Defence Secretary Gavin Williamson: Meteoric rise of the baby-faced assassin
Gavin Williamson's rise through the Cabinet ranks has been nothing short of meteoric.
Having been first elected as the MP for South Staffordshire in 2010, replacing Lord Patrick Cormack, Mr Williamson has undergone a whirlwind ride to the role of Defence Secretary.
The 41-year-old's latest promotion comes just 14 months after he was appointed Chief Whip by Theresa May, who he had backed in the turbulent Conservative leadership campaign that followed David Cameron's resignation in the wake of the EU referendum.
Mr Williamson ran Mrs May's parliamentary campaign, seeing off the challenge of Boris Johnson among others, having previously served as Parliamentary Private Secretary (PPS) to Mr Cameron.
He has been a loyal servant to Mrs May and a central figure in her inner circle. In turn, the Prime Minister has backed his ascent at every step.
Born and raised in Scarborough, North Yorkshire, by Labour-supporting parents, Williamson went to a local comprehensive school and sixth form college before taking a science degree at the University of Bradford.
He worked in the pottery trade and cut his teeth on the shop floor of the factories of Stoke-on-Trent.
There he became known as the 'baby-faced assassin', a nod to his boyish looks and his ability to make tough and often unpopular decisions.
Between 2011 and 2013 he held two PPS jobs, firstly to Northern Ireland Minister Hugo Swire, and then to Cannock born Transport Secretary Patrick McLoughlin.
He was still relatively unknown during his time as Mr Cameron's PPS, but all the time in Tory circles he was building a stellar reputation for loyalty and reliability.
The role is often seen as a useful staging post for a backbencher seeking ministerial office, but rarely have holders of the position been elevated quite so swiftly into one of the most senior posts in the Cabinet.
Known to be fiercely ambitious, the double blow of his boss losing the referendum and his subsequent resignation left him feeling 'glum' and unsure of where to turn, he told the Express & Star in an interview in 2016.
But he swiftly regrouped and offered his services as the man Mrs may could trust to propel her into Number 10.
"Everyone told me I was wrong and that she couldn't possibly win, but I sensed the mood of the country. People were looking for someone who is a serious politician who can make tough decisions in challenging times," he said at the time.

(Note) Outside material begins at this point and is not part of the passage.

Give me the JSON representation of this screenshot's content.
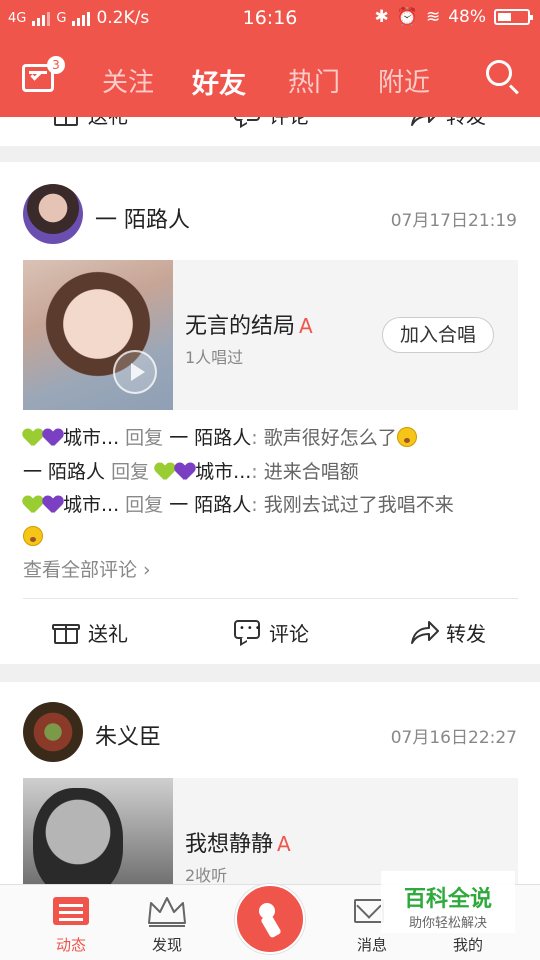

"I just knew instinctively that she was the one."
Despite having backed Remain in the EU referendum, he swiftly became an advocate of the 'Brexit means Brexit' mantra, and in doing so gained the respect of colleagues on both sides of the argument.
Eurosceptic Stone MP Bill Cash described him as 'very perceptive' and 'very good at grasping the main issues'.
He will be a hard act to follow in the Whips office, where he has ruled with an iron fist (with a little help from his pet tarantula Cronos).
Highly respected by colleagues - and feared by opponents - Mr Williamson steadied the Tory ship during a period where it could easily have capsized.
He leaves behind an enviable record, having never lost a vote on Government business.
- MORE: Interview: Chief Whip Gavin Williamson MP on his factory worker beginnings and recent promotion
It was his work behind the scenes that led to the relatively smooth passage of Article 50, and he also played a pivotal role in striking the deal with the DUP.
His success in the position flummoxed many outsiders, who could not see how the softy spoken family man who attends his daughter's ballet recitals could be so ruthless in the world of politics.
He gave an insight into his approach to the role during a speech to this year's Conservative Party conference.
Mr Williamson said: "I don't like to use a stick but it is amazing what can be achieved with a sharpened carrot."
Now he has moved into a position where the level of scrutiny on him will be ramped up another notch.
The sex scandal engulfing Parliament is not something that is likely to go away anytime soon.
Questions will be asked about how much Mr Williamson knew about the allegations, and whether he could have informed the Prime Minister sooner.
He succeeds Michael Fallon at the Ministry of Defence at an intensely difficult time.
A bilateral meeting with US Defence Secretary Jim Mattis in on the horizon, while crucial procurement decisions have to be made in the coming months.
His appointment has not gone down well with everyone, but many of his colleagues believe he has the ability to take it all in his stride. West Midlands Tory MP Nadhim Zahawi, said: "He is a very, very clever man who will do a fantastic job."
It is hard to believe that it was only four years ago when he was reprimanded in the House of Commons by Speaker John Bercow, who told the then PPS that his job was to 'fetch and carry notes – no noise required'.
Now Mr Williamson holds one of the most senior positions in Government.